Starting on Monday, I will be back to a normal work schedule. It’s a pretty strange idea, especially when you consider that I’ve been at a dead run since about mid-April. That’s when a colleague went on maternity leave, and I was offered extra hours.
I added two night shifts, 6-10, plus Saturday and Sunday. Of course, customer complaints slow down significantly during these times. So I was told I could just check emails every half hour or so at night, and once every hour/hour and a half during the weekends.
Still, it meant I was tied to the computer more. And it meant dealing with customers almost constantly — or it felt like it anyway. Plus, I was still fulfilling some social media contract work. To sum up, then, I have been stressed out and chock full of obligations since April.
Not that it was all bad. My paychecks were nearly double. That was quite nice.
But maybe the biggest fallout from this was that, since I was so ridiculously busy, I allowed myself to be human. I was much better at accepting “good enough” rather than fretting about perfection. I was satisfied with less from myself. (Well, not counting all the extra hours but work with me here, folks.) The point is, I had something very nearly approaching an emotionally healthy outlook for my expectations of myself.
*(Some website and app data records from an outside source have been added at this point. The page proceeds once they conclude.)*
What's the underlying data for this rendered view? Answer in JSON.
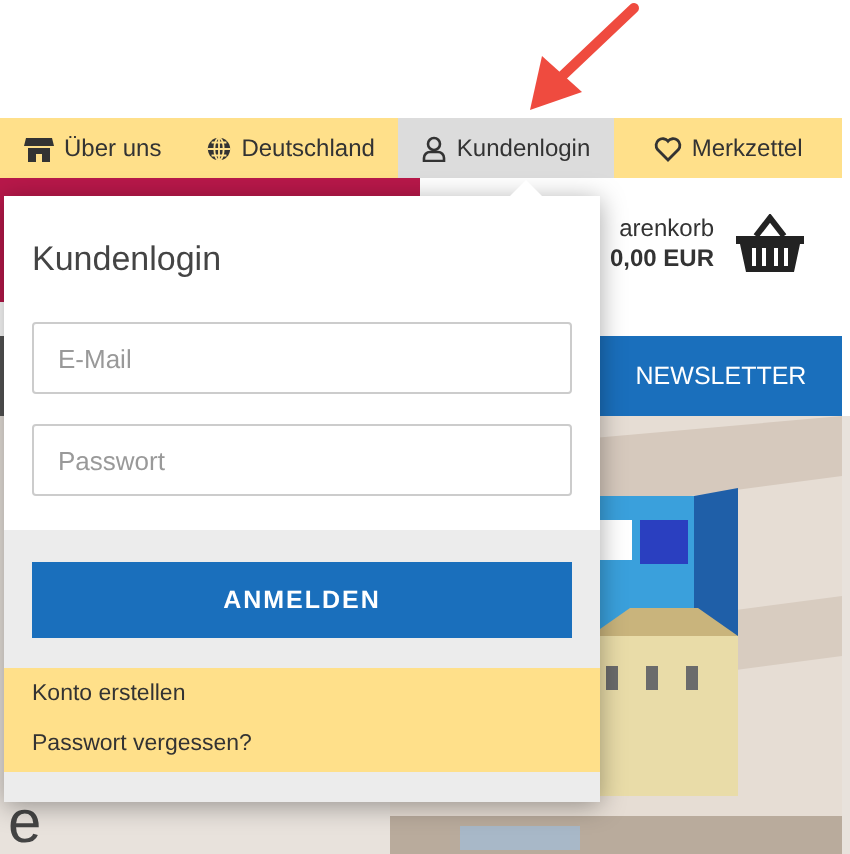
{
  "nav": [
    {
      "kind": "shop",
      "label": "Über uns",
      "selected": false
    },
    {
      "kind": "globe",
      "label": "Deutschland",
      "selected": false
    },
    {
      "kind": "user",
      "label": "Kundenlogin",
      "selected": true
    },
    {
      "kind": "heart",
      "label": "Merkzettel",
      "selected": false
    }
  ],
  "cart": {
    "label": "arenkorb",
    "total": "0,00 EUR"
  },
  "newsletter": "NEWSLETTER",
  "hero": {
    "text": "e"
  },
  "login": {
    "title": "Kundenlogin",
    "fields": [
      {
        "placeholder": "E-Mail"
      },
      {
        "placeholder": "Passwort"
      }
    ],
    "button": "ANMELDEN",
    "links": [
      "Konto erstellen",
      "Passwort vergessen?"
    ]
  }
}
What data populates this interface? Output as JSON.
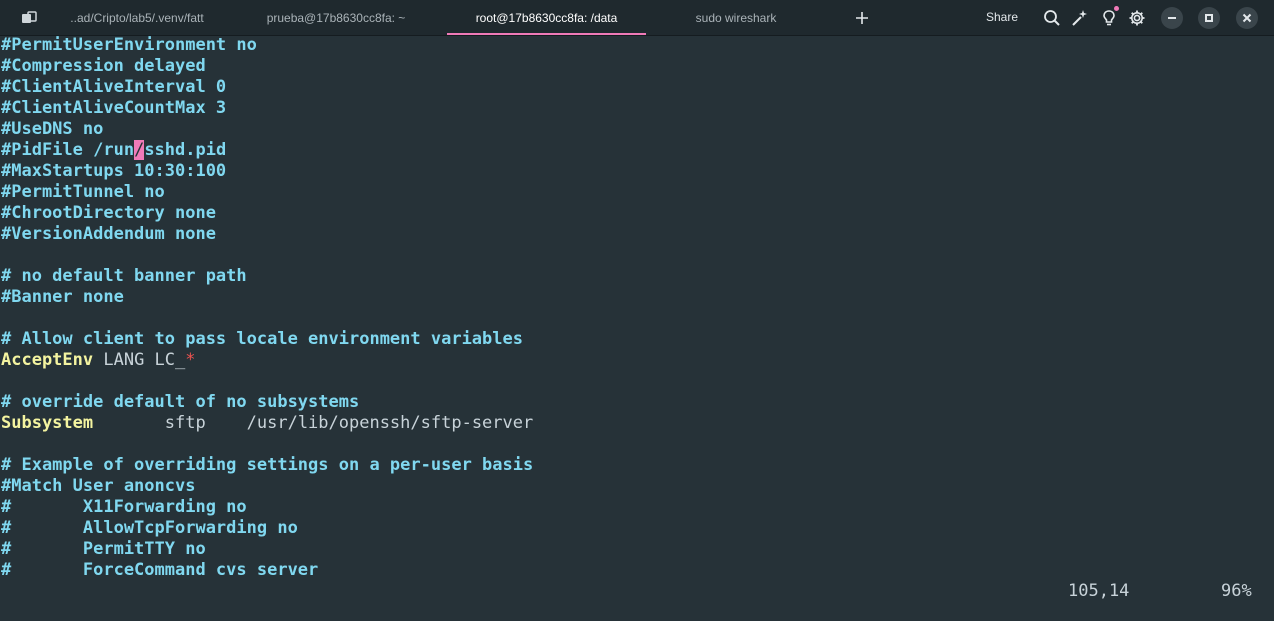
{
  "tabs": [
    {
      "label": "..ad/Cripto/lab5/.venv/fatt",
      "active": false
    },
    {
      "label": "prueba@17b8630cc8fa: ~",
      "active": false
    },
    {
      "label": "root@17b8630cc8fa: /data",
      "active": true
    },
    {
      "label": "sudo wireshark",
      "active": false
    }
  ],
  "toolbar": {
    "share_label": "Share",
    "icons": [
      "overview-icon",
      "plus-icon",
      "search-icon",
      "magic-wand-icon",
      "bulb-icon",
      "gear-icon",
      "minimize-icon",
      "maximize-icon",
      "close-icon"
    ]
  },
  "colors": {
    "background": "#263238",
    "comment": "#80d8f0",
    "keyword": "#f4f4a0",
    "cursor": "#f07ab8",
    "accent": "#f07ab8",
    "star": "#ef5350"
  },
  "editor": {
    "lines": [
      {
        "segments": [
          {
            "text": "#PermitUserEnvironment no",
            "cls": "cmt"
          }
        ]
      },
      {
        "segments": [
          {
            "text": "#Compression delayed",
            "cls": "cmt"
          }
        ]
      },
      {
        "segments": [
          {
            "text": "#ClientAliveInterval 0",
            "cls": "cmt"
          }
        ]
      },
      {
        "segments": [
          {
            "text": "#ClientAliveCountMax 3",
            "cls": "cmt"
          }
        ]
      },
      {
        "segments": [
          {
            "text": "#UseDNS no",
            "cls": "cmt"
          }
        ]
      },
      {
        "segments": [
          {
            "text": "#PidFile /run",
            "cls": "cmt"
          },
          {
            "text": "/",
            "cls": "cursor"
          },
          {
            "text": "sshd.pid",
            "cls": "cmt"
          }
        ]
      },
      {
        "segments": [
          {
            "text": "#MaxStartups 10:30:100",
            "cls": "cmt"
          }
        ]
      },
      {
        "segments": [
          {
            "text": "#PermitTunnel no",
            "cls": "cmt"
          }
        ]
      },
      {
        "segments": [
          {
            "text": "#ChrootDirectory none",
            "cls": "cmt"
          }
        ]
      },
      {
        "segments": [
          {
            "text": "#VersionAddendum none",
            "cls": "cmt"
          }
        ]
      },
      {
        "segments": []
      },
      {
        "segments": [
          {
            "text": "# no default banner path",
            "cls": "cmt"
          }
        ]
      },
      {
        "segments": [
          {
            "text": "#Banner none",
            "cls": "cmt"
          }
        ]
      },
      {
        "segments": []
      },
      {
        "segments": [
          {
            "text": "# Allow client to pass locale environment variables",
            "cls": "cmt"
          }
        ]
      },
      {
        "segments": [
          {
            "text": "AcceptEnv",
            "cls": "kw"
          },
          {
            "text": " LANG LC_",
            "cls": "val"
          },
          {
            "text": "*",
            "cls": "star"
          }
        ]
      },
      {
        "segments": []
      },
      {
        "segments": [
          {
            "text": "# override default of no subsystems",
            "cls": "cmt"
          }
        ]
      },
      {
        "segments": [
          {
            "text": "Subsystem",
            "cls": "kw"
          },
          {
            "text": "       sftp    /usr/lib/openssh/sftp-server",
            "cls": "val"
          }
        ]
      },
      {
        "segments": []
      },
      {
        "segments": [
          {
            "text": "# Example of overriding settings on a per-user basis",
            "cls": "cmt"
          }
        ]
      },
      {
        "segments": [
          {
            "text": "#Match User anoncvs",
            "cls": "cmt"
          }
        ]
      },
      {
        "segments": [
          {
            "text": "#       X11Forwarding no",
            "cls": "cmt"
          }
        ]
      },
      {
        "segments": [
          {
            "text": "#       AllowTcpForwarding no",
            "cls": "cmt"
          }
        ]
      },
      {
        "segments": [
          {
            "text": "#       PermitTTY no",
            "cls": "cmt"
          }
        ]
      },
      {
        "segments": [
          {
            "text": "#       ForceCommand cvs server",
            "cls": "cmt"
          }
        ]
      }
    ]
  },
  "status": {
    "position": "105,14",
    "percent": "96%"
  }
}
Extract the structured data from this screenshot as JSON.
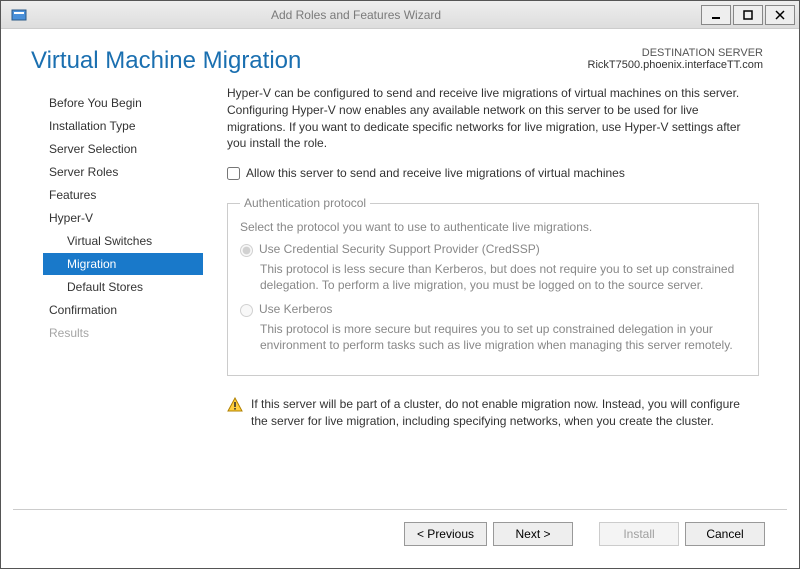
{
  "window": {
    "title": "Add Roles and Features Wizard"
  },
  "header": {
    "page_title": "Virtual Machine Migration",
    "dest_label": "DESTINATION SERVER",
    "dest_value": "RickT7500.phoenix.interfaceTT.com"
  },
  "sidebar": {
    "items": [
      {
        "label": "Before You Begin",
        "sub": false,
        "selected": false,
        "disabled": false
      },
      {
        "label": "Installation Type",
        "sub": false,
        "selected": false,
        "disabled": false
      },
      {
        "label": "Server Selection",
        "sub": false,
        "selected": false,
        "disabled": false
      },
      {
        "label": "Server Roles",
        "sub": false,
        "selected": false,
        "disabled": false
      },
      {
        "label": "Features",
        "sub": false,
        "selected": false,
        "disabled": false
      },
      {
        "label": "Hyper-V",
        "sub": false,
        "selected": false,
        "disabled": false
      },
      {
        "label": "Virtual Switches",
        "sub": true,
        "selected": false,
        "disabled": false
      },
      {
        "label": "Migration",
        "sub": true,
        "selected": true,
        "disabled": false
      },
      {
        "label": "Default Stores",
        "sub": true,
        "selected": false,
        "disabled": false
      },
      {
        "label": "Confirmation",
        "sub": false,
        "selected": false,
        "disabled": false
      },
      {
        "label": "Results",
        "sub": false,
        "selected": false,
        "disabled": true
      }
    ]
  },
  "main": {
    "description": "Hyper-V can be configured to send and receive live migrations of virtual machines on this server. Configuring Hyper-V now enables any available network on this server to be used for live migrations. If you want to dedicate specific networks for live migration, use Hyper-V settings after you install the role.",
    "allow_checkbox_label": "Allow this server to send and receive live migrations of virtual machines",
    "allow_checkbox_checked": false,
    "auth": {
      "legend": "Authentication protocol",
      "desc": "Select the protocol you want to use to authenticate live migrations.",
      "options": [
        {
          "label": "Use Credential Security Support Provider (CredSSP)",
          "sub": "This protocol is less secure than Kerberos, but does not require you to set up constrained delegation. To perform a live migration, you must be logged on to the source server.",
          "checked": true
        },
        {
          "label": "Use Kerberos",
          "sub": "This protocol is more secure but requires you to set up constrained delegation in your environment to perform tasks such as live migration when managing this server remotely.",
          "checked": false
        }
      ]
    },
    "warning": "If this server will be part of a cluster, do not enable migration now. Instead, you will configure the server for live migration, including specifying networks, when you create the cluster."
  },
  "footer": {
    "previous": "< Previous",
    "next": "Next >",
    "install": "Install",
    "cancel": "Cancel"
  }
}
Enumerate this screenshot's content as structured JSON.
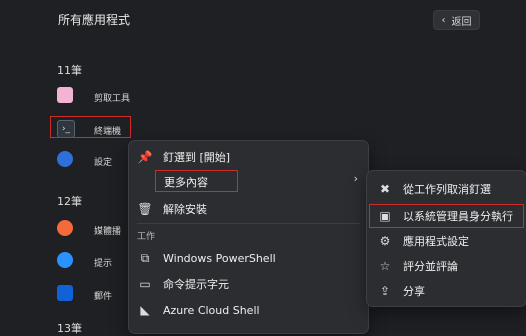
{
  "start_menu": {
    "title": "所有應用程式",
    "back_label": "返回",
    "sections": [
      {
        "header": "11筆"
      },
      {
        "header": "12筆"
      },
      {
        "header": "13筆"
      }
    ],
    "apps": [
      {
        "label": "剪取工具",
        "icon": "snipping-tool-icon",
        "color": "#f3b3d2"
      },
      {
        "label": "終端機",
        "icon": "terminal-icon",
        "color": "#2f3640"
      },
      {
        "label": "設定",
        "icon": "settings-icon",
        "color": "#2f6fda"
      },
      {
        "label": "媒體播",
        "icon": "media-player-icon",
        "color": "#f56a3b"
      },
      {
        "label": "提示",
        "icon": "tips-icon",
        "color": "#2a92ff"
      },
      {
        "label": "郵件",
        "icon": "mail-icon",
        "color": "#0f63d6"
      }
    ]
  },
  "context_menu": {
    "items": [
      {
        "label": "釘選到 [開始]",
        "icon": "pin-icon"
      },
      {
        "label": "更多內容",
        "icon": "more-content",
        "chevron": "›"
      },
      {
        "label": "解除安裝",
        "icon": "trash-icon"
      }
    ],
    "section_label": "工作",
    "tasks": [
      {
        "label": "Windows PowerShell",
        "icon": "powershell-icon"
      },
      {
        "label": "命令提示字元",
        "icon": "cmd-icon"
      },
      {
        "label": "Azure Cloud Shell",
        "icon": "azure-icon"
      }
    ]
  },
  "submenu": {
    "items": [
      {
        "label": "從工作列取消釘選",
        "icon": "unpin-icon"
      },
      {
        "label": "以系統管理員身分執行",
        "icon": "admin-icon"
      },
      {
        "label": "應用程式設定",
        "icon": "gear-icon"
      },
      {
        "label": "評分並評論",
        "icon": "rating-icon"
      },
      {
        "label": "分享",
        "icon": "share-icon"
      }
    ]
  }
}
And so, as I contemplate this concept called “free time” which will very soon overwhelm me, I realize that I am kind of terrified and unsure of the effects. I’d love to think that I can maintain the trend. Maybe even refine it toward a healthier set of expectations. But I’m skeptical.
Getting back to a more frugal lifestyle does need to be one of my goals, and that’s always been a hard one to balance. As the depression ebbs and flows, I go through cycles of spending more than I should. Of course, some of that is perfectly natural for anyone with a healthy outlook on life and human behavior. Still, when you’re raised to be steadfastly frugal, it can feel like failure over and over again.
Even as crazily busy as I was before we left for New York, I was mortified at how much we were spending on takeout. But I was simply too frantic and exhausted to do much about it. So the middle ground was to get sandwiches from Safeway, figuring $10 is better than you’ll get at most fast food joints. But that’s still pricey, day in and day out.
I guess this is all a lengthy way of saying that I still have a long ways to go to find a happy balance of frugality and healthy expectations of myself. Tim has quite wisely insisted that I get my hiney into therapy stat.
While starting over with a new therapist fills me with dread, I do function better with an outside perspective being forced on me once or twice a week. Otherwise, I get lost in my own unhealthy ideals, which isn’t good for me, Tim or our marriage.
In the meantime, I think I’m just going to have to slowly submerge myself back into frugality. A toe in the water, then a foot and so on. I’ve never been good at plunging into hot tubs, and a quick immersion in frugality can be far more scalding.
My first effort is to get back into coupons — mildly. No more trying to get free stuff for the sake of free stuff. And no more clipping all coupons out immediately. Instead, I’m going to use Coupon Mom’s method of coupon organization.
In this system, you mark the date on each of the coupon circulars you get. Then, you just refer to the handy dandy list of grocery and drug store specials compiled on her site. Each one lets you know if there was a coupon and when it ran. That way, you only cut out the pertinent ones. Saving sanity in boatloads, if I had to guess. Even my mom, the coupon queen, has converted to this method and has declared it quite useful/time saving.
The only main problem I see is that the only grocery store covered is Fry’s. But I’m pretty sure the Arizona Safeways run similar deals to the ones in Washington, so I’ll attempt to crib from those.
Under the category of “finding middle ground,” though, I am going to make sure Tim and I go somewhere fun and/or nice for my birthday this Thursday. I got the name of a good water park. (We haven’t visited one since we got down here 11 months ago. And I love the things.) And it just so happens to be a place that also has miniature golf and an arcade. (C’mon, you guys knew I was a geek.)
Overall, it should be quite a good time. But I’m still using an Entertainment Book coupon for a buy-one-get-one round of miniature golf. It’s all about balance, right?